stated that argan oil contains triterpenic
alcohols including 7.1% lupeol, which has
One source of argan oil is Marogania,
which is located in Morocco. The company’s website is: www.margonia.com.
Another argan supplier is Mibelle AG
Biochemistry in Switzerland. Its website is
Another exotic product from a different
corner of the world is Monoi de Tahiti, a
skin and hair moisturizing oil. This product (INCI: Coconut (cocos nucifera) oil
(and) tiare (gardenia taitensis) flower) also
contains tocopherol. It is a pale yellow
color, has a distinctive sweet odor and so-lidifies below 24°C. Ocular and cutaneous
tests were negative; it was non-toxic with
ingestion, and was non-allergenic.
Monoi means “scented oil” in Tahitian.
It is manufactured by soaking at least 10
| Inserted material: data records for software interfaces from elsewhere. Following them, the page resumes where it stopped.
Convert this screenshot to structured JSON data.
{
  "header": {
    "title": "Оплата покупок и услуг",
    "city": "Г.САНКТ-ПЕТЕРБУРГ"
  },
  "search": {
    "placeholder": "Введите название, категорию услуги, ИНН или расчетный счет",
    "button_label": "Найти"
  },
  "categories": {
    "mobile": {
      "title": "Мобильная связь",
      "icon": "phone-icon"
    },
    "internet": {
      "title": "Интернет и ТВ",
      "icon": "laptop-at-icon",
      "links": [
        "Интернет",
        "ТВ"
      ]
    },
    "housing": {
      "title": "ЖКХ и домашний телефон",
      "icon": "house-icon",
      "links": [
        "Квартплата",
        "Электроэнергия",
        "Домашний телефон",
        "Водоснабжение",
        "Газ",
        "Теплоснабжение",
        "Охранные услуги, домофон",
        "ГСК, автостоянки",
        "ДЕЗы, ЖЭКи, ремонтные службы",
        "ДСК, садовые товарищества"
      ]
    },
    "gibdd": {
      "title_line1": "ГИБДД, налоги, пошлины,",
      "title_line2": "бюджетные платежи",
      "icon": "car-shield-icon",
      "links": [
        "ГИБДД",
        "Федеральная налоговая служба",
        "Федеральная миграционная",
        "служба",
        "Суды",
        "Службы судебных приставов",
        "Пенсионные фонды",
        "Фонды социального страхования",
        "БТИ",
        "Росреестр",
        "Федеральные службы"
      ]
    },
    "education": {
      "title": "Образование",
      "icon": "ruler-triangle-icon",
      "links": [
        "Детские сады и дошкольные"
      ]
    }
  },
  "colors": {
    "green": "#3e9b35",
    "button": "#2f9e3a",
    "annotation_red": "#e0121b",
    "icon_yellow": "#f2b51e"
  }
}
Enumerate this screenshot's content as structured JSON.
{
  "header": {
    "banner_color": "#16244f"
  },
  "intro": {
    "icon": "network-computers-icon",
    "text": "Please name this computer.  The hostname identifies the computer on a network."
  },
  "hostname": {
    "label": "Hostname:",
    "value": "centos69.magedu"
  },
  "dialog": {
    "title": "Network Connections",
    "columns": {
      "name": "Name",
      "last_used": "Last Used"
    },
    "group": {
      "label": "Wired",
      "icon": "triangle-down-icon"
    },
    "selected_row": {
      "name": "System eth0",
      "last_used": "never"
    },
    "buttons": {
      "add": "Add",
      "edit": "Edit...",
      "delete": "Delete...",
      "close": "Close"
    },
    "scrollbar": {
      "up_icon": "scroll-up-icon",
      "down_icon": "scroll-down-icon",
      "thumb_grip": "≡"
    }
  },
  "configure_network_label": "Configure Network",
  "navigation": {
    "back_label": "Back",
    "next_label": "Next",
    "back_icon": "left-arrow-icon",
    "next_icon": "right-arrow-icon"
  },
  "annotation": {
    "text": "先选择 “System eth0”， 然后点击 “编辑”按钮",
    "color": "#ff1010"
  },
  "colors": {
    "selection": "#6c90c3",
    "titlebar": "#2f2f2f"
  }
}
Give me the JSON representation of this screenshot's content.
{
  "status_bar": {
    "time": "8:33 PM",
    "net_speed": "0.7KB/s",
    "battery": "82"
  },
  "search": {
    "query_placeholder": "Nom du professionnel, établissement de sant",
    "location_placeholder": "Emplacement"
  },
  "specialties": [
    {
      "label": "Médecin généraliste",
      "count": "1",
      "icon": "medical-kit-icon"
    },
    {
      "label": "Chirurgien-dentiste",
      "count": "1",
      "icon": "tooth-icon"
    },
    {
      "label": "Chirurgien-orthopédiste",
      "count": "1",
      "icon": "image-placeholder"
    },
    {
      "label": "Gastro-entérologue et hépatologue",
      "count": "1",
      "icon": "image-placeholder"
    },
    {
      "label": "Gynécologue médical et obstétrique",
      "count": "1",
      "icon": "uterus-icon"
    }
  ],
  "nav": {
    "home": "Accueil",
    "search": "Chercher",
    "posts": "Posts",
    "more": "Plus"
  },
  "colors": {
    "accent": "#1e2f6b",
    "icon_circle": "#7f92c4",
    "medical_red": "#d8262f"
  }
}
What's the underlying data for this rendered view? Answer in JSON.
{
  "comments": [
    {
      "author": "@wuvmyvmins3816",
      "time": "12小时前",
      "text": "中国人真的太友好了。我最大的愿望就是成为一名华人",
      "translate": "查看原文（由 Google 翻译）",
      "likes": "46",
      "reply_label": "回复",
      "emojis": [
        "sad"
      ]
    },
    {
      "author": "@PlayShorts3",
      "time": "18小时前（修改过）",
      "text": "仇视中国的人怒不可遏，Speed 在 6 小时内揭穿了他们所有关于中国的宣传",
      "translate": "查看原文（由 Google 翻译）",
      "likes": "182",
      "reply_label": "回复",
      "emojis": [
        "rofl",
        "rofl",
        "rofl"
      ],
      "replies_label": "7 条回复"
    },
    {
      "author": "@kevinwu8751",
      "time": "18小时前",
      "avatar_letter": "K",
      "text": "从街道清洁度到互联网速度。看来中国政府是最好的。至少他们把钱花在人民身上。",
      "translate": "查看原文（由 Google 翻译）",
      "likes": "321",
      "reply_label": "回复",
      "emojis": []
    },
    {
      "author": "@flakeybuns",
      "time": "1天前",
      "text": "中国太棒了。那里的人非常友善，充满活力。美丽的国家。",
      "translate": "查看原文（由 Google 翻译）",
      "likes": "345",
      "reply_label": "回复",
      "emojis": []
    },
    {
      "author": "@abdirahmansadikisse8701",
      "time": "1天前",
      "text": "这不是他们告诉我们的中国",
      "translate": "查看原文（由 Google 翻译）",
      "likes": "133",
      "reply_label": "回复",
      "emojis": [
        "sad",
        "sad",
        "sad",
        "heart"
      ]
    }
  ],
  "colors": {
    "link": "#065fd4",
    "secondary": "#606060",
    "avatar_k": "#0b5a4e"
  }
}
Tiare flowers for a minimum of 10 days
in one liter of coconut oil. The moisturizing ability was compared to shea butter,
jojoba, coconut and petrolatum oils. All
the oils performed well, but it was found
that the competitive oils worked primarily through partial surface occlusion of the
skin. The occlusive effect with Monoi de
Tahiti was minimal and it did not impact
transpidermal water loss.
It is recommended in cosmetics for
skin moisturizing, protection, firmness
and tonicity. On hair, it is suggested to
condition and repair dry or damaged hair.
More information and samples are available from Monoi USA, Sumner, WA.•